The Winter Solstice

The winter solstice marks the beginning of the winter season and it is a time to pause and reflect on the past year. It is also a time to prepare for the new year.

sunset behind trees and clouds

Have you noticed the nights getting longer and the days are colder? These shifts are the signs of the Winter Solstice.  Also known as the shortest day of the year, first day of winter and the beginning of the coldest season in the Northern Hemisphere. This solstice rounds out our current year and beckons us into the new one, which is a great time to self-reflect and set intentions for the future. It is also a good time to be grateful for what we have accomplished in our lives so far.

What Causes the Winter Solstice?:

The winter solstice is the shortest day and longest night of the year. It is an astronomical event that happens when the tilt of the Earth’s axis is farthest away from the sun meaning the Sun reaches its southernmost point in the sky (or northernmost point depending on where you live). This happens each December 21st or 22nd, depending on your location in the world. From now on, days start getting longer and nights start getting shorter as the sun begins its slow climb out of darkness and into light again.

What Does It Mean?:

The word “solstice” comes from Latin roots meaning “sun” and “stationary.” Because it consists of only two days (21st or 22nd), this date doesn’t line up with any traditional holidays on our current calendar. However, many cultures have celebrated this important turning point throughout history and many continue these traditions today!

In many cultures around the world, December 21 is celebrated as a festival day or holiday, known as Yule or other names.

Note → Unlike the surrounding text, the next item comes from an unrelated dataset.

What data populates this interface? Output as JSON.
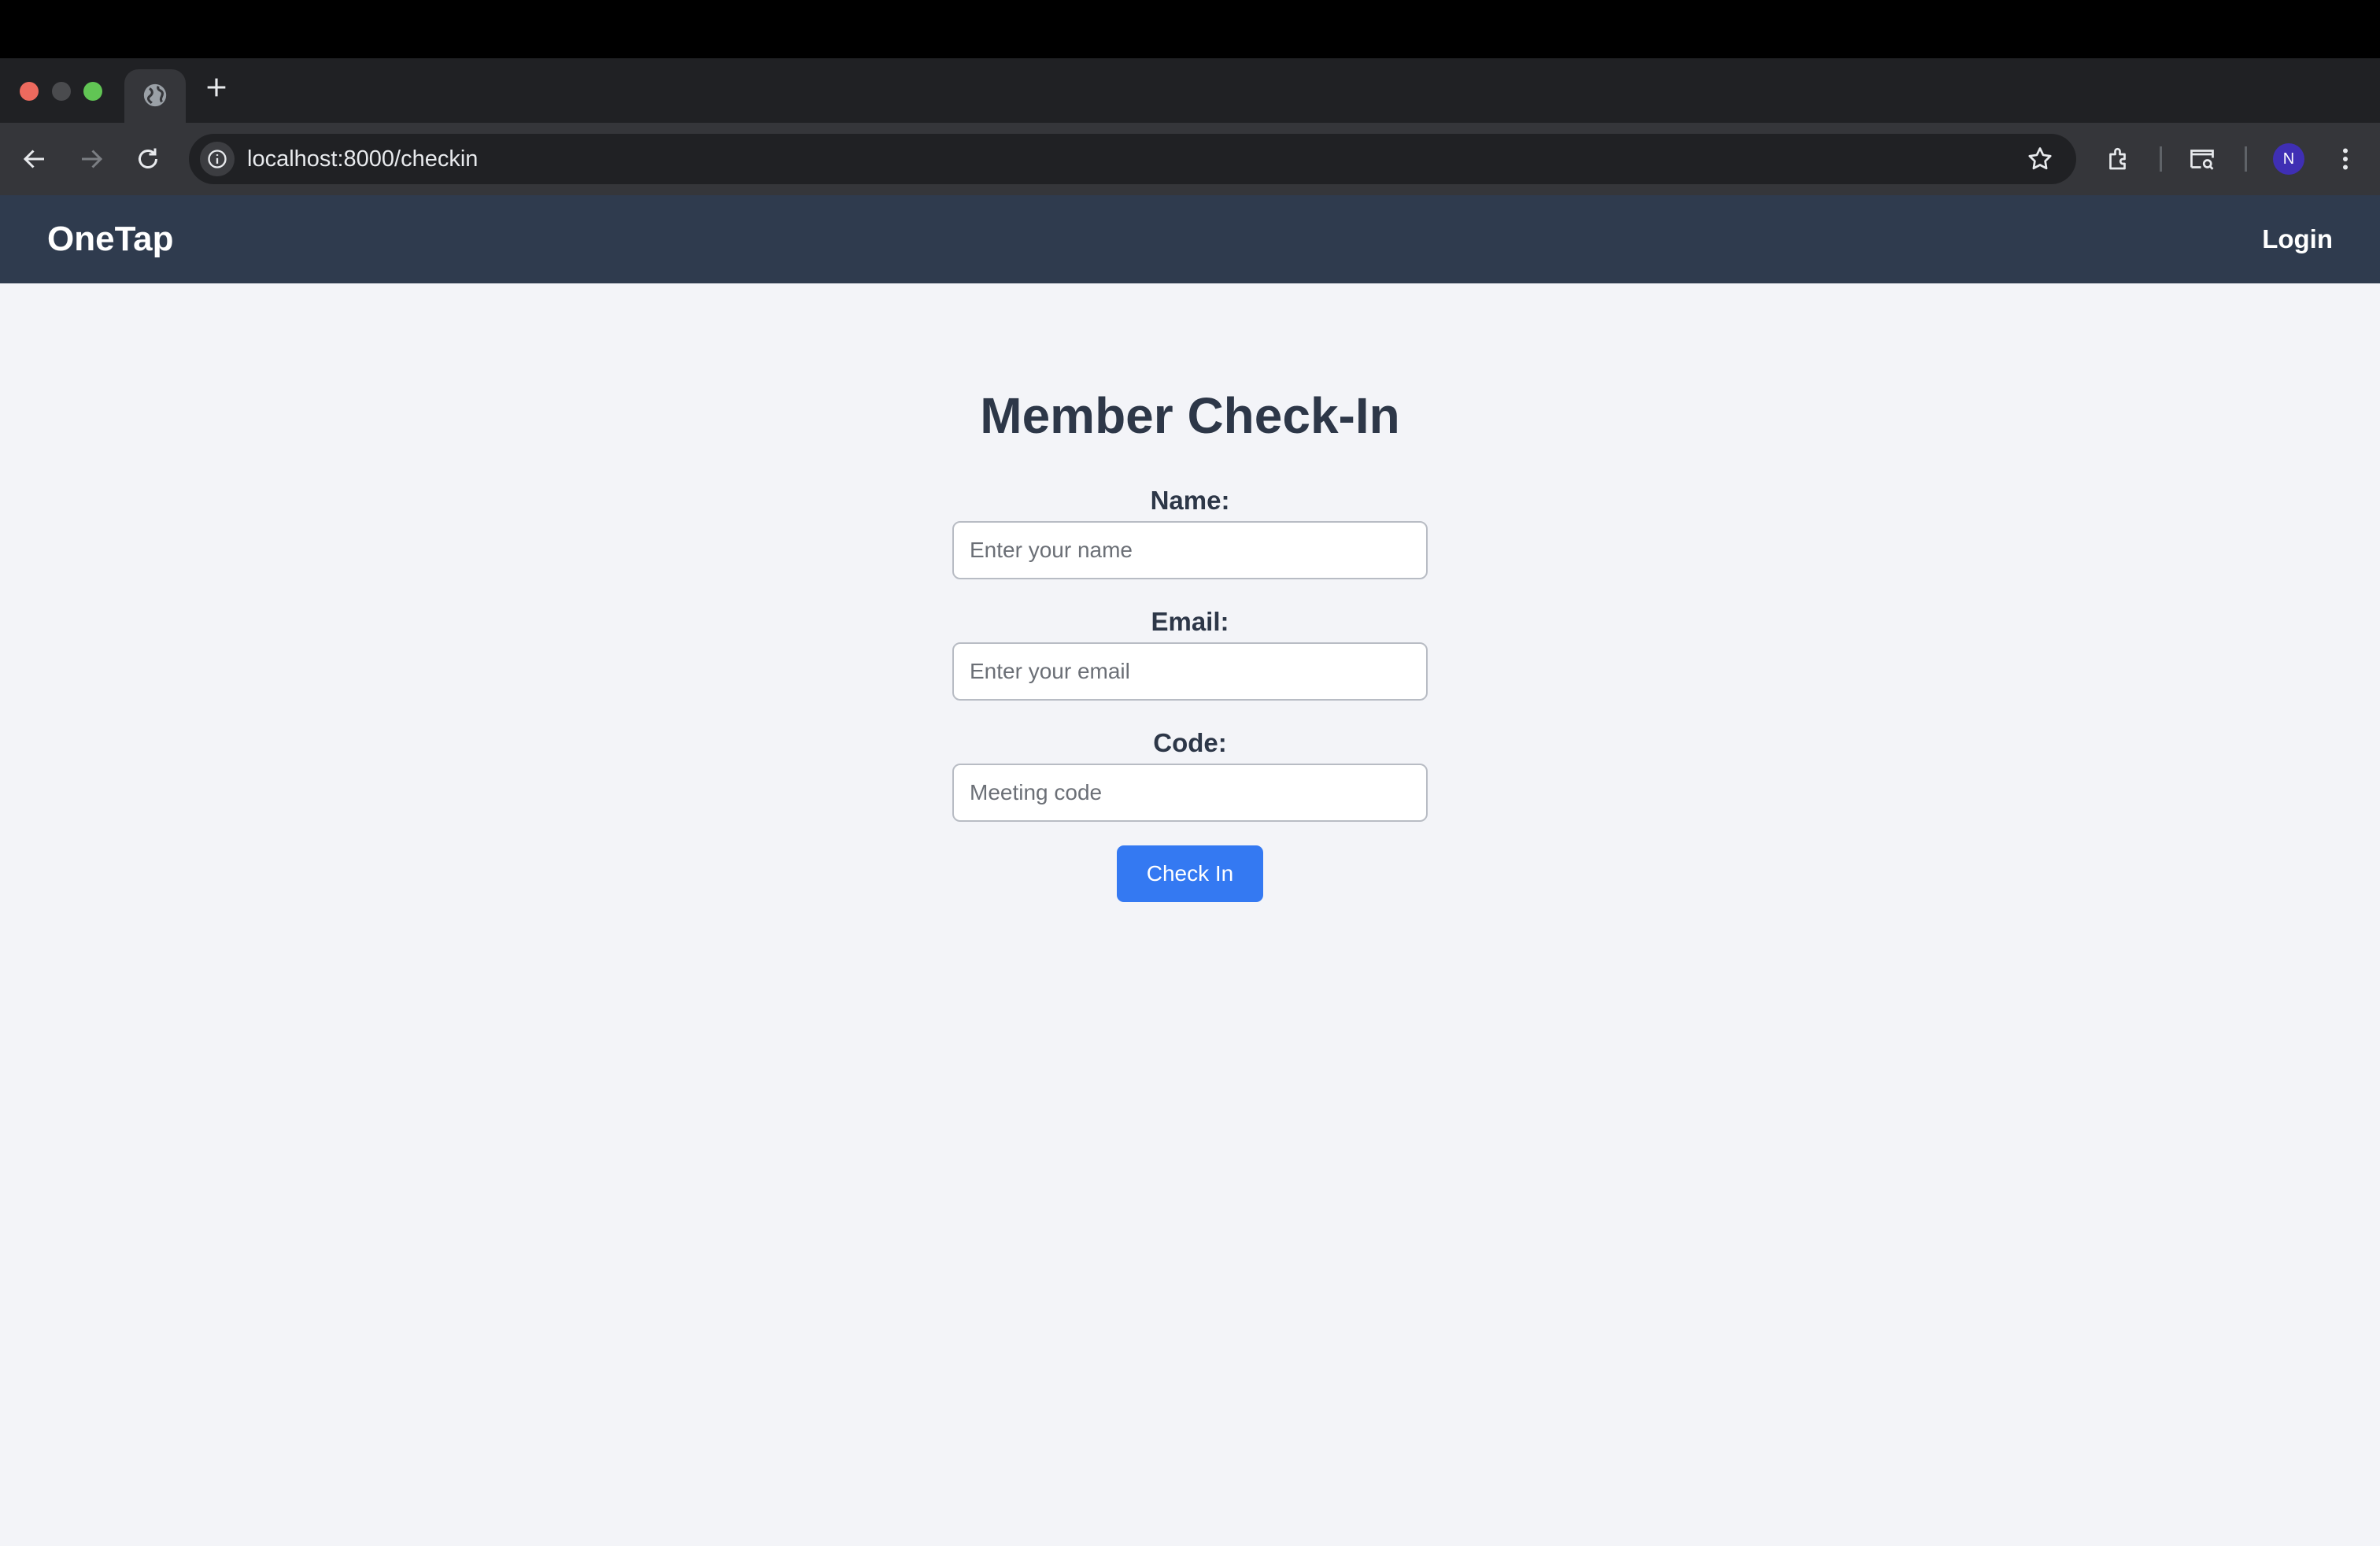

Yule’s main focus is on light and happiness. It is a time when we reflect on all that has been accomplished over the past year, while also celebrating new beginnings with family and friends. It’s a time to embrace our spirituality with an open heart and mind so that we can continue to grow and share out light throughout our lives.

Celebrations often included singing, dancing and gift-giving. Gifts were often made of natural materials like wood or leather. They might include food (such as corn). Gifts were often handmade by the giver, and given to Mother Earth or to the Sun. In ancient times, people believed that this was the day when the sun died and began to be reborn again as it traveled southward over the horizon.

Rituals for the Winter Solstice:

Light a candle: Lighting candles at midnight during this time can bring good luck and prosperity into your life. If you do this ritual at home, be sure to blow out all candles before going to sleep.

Meditate: Meditation helps you get in touch with your inner self and discover what changes may be needed in order to make this coming year better than last year’s.” Best time to do this is when it’s dark outside. Get comfortable sitting or laying down. Think about what you’d like to release in your life. When ready, say aloud “The sun is gone. The old year has passed. I now release this.” Allow some time, taking steady breaths to clear your mind. Now light a candle close by. Get comfortable again and think about what you’d like to bring into your life. Say aloud “ The sun has risen. The new year is here. I welcome ______ into my life”. Allow some time, take steady breaths, and when ready, in sitting position, bow your head, namaste hands if you wish, and say thank you. Blow out that candle and continue on with the remainder of your day.

The Winter Solstice can be an auspicious time for setting intentions for new beginnings or fresh starts in life. Your focus should be on looking ahead rather than back. The winter solstice is a great time of year to start fresh—to clean out the old and welcome the new.

Happy Winter Solstice to you and yours.